_Exercise_
Would you write out all the records again, exactly?

_Dataset_

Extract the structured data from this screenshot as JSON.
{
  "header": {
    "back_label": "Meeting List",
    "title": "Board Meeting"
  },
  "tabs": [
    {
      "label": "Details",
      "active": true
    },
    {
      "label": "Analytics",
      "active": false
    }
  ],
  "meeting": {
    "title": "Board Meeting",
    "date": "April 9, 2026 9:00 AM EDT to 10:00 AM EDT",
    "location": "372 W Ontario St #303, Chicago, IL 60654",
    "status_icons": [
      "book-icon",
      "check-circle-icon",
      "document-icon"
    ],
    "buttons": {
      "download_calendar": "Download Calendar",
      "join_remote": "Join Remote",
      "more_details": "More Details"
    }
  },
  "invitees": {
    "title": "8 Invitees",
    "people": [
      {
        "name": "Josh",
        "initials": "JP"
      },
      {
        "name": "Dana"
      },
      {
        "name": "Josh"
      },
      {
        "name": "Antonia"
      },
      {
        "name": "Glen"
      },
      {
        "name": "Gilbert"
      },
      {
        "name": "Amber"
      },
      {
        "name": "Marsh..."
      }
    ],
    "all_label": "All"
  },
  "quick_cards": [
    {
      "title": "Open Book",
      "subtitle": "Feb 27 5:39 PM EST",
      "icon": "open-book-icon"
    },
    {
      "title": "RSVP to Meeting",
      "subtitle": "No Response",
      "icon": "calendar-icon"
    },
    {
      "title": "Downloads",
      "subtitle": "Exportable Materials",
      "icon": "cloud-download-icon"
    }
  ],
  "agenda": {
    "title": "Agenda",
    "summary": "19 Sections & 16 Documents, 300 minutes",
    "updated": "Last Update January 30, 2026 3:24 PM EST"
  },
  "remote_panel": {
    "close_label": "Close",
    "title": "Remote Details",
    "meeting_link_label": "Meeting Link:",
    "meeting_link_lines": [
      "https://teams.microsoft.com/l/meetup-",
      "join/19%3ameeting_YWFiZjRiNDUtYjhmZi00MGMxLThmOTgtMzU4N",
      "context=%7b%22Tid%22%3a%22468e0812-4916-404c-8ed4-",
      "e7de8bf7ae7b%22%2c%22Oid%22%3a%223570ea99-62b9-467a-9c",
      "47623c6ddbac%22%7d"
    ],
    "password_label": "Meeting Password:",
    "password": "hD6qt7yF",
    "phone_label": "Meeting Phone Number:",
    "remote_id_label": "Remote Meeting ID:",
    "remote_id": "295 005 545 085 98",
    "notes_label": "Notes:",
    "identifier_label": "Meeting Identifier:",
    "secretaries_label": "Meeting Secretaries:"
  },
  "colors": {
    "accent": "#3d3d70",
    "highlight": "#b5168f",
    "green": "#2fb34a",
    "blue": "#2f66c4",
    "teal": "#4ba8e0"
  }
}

_Solution for this task_
Extract the structured data from this screenshot as JSON.
{
  "header": {
    "back_label": "Meeting List",
    "title": "Board Meeting"
  },
  "tabs": [
    {
      "label": "Details",
      "active": true
    },
    {
      "label": "Analytics",
      "active": false
    }
  ],
  "meeting": {
    "title": "Board Meeting",
    "date": "April 9, 2026 9:00 AM EDT to 10:00 AM EDT",
    "location": "372 W Ontario St #303, Chicago, IL 60654",
    "status_icons": [
      "book-icon",
      "check-circle-icon",
      "document-icon"
    ],
    "buttons": {
      "download_calendar": "Download Calendar",
      "join_remote": "Join Remote",
      "more_details": "More Details"
    }
  },
  "invitees": {
    "title": "8 Invitees",
    "people": [
      {
        "name": "Josh",
        "initials": "JP"
      },
      {
        "name": "Dana"
      },
      {
        "name": "Josh"
      },
      {
        "name": "Antonia"
      },
      {
        "name": "Glen"
      },
      {
        "name": "Gilbert"
      },
      {
        "name": "Amber"
      },
      {
        "name": "Marsh..."
      }
    ],
    "all_label": "All"
  },
  "quick_cards": [
    {
      "title": "Open Book",
      "subtitle": "Feb 27 5:39 PM EST",
      "icon": "open-book-icon"
    },
    {
      "title": "RSVP to Meeting",
      "subtitle": "No Response",
      "icon": "calendar-icon"
    },
    {
      "title": "Downloads",
      "subtitle": "Exportable Materials",
      "icon": "cloud-download-icon"
    }
  ],
  "agenda": {
    "title": "Agenda",
    "summary": "19 Sections & 16 Documents, 300 minutes",
    "updated": "Last Update January 30, 2026 3:24 PM EST"
  },
  "remote_panel": {
    "close_label": "Close",
    "title": "Remote Details",
    "meeting_link_label": "Meeting Link:",
    "meeting_link_lines": [
      "https://teams.microsoft.com/l/meetup-",
      "join/19%3ameeting_YWFiZjRiNDUtYjhmZi00MGMxLThmOTgtMzU4N",
      "context=%7b%22Tid%22%3a%22468e0812-4916-404c-8ed4-",
      "e7de8bf7ae7b%22%2c%22Oid%22%3a%223570ea99-62b9-467a-9c",
      "47623c6ddbac%22%7d"
    ],
    "password_label": "Meeting Password:",
    "password": "hD6qt7yF",
    "phone_label": "Meeting Phone Number:",
    "remote_id_label": "Remote Meeting ID:",
    "remote_id": "295 005 545 085 98",
    "notes_label": "Notes:",
    "identifier_label": "Meeting Identifier:",
    "secretaries_label": "Meeting Secretaries:"
  },
  "colors": {
    "accent": "#3d3d70",
    "highlight": "#b5168f",
    "green": "#2fb34a",
    "blue": "#2f66c4",
    "teal": "#4ba8e0"
  }
}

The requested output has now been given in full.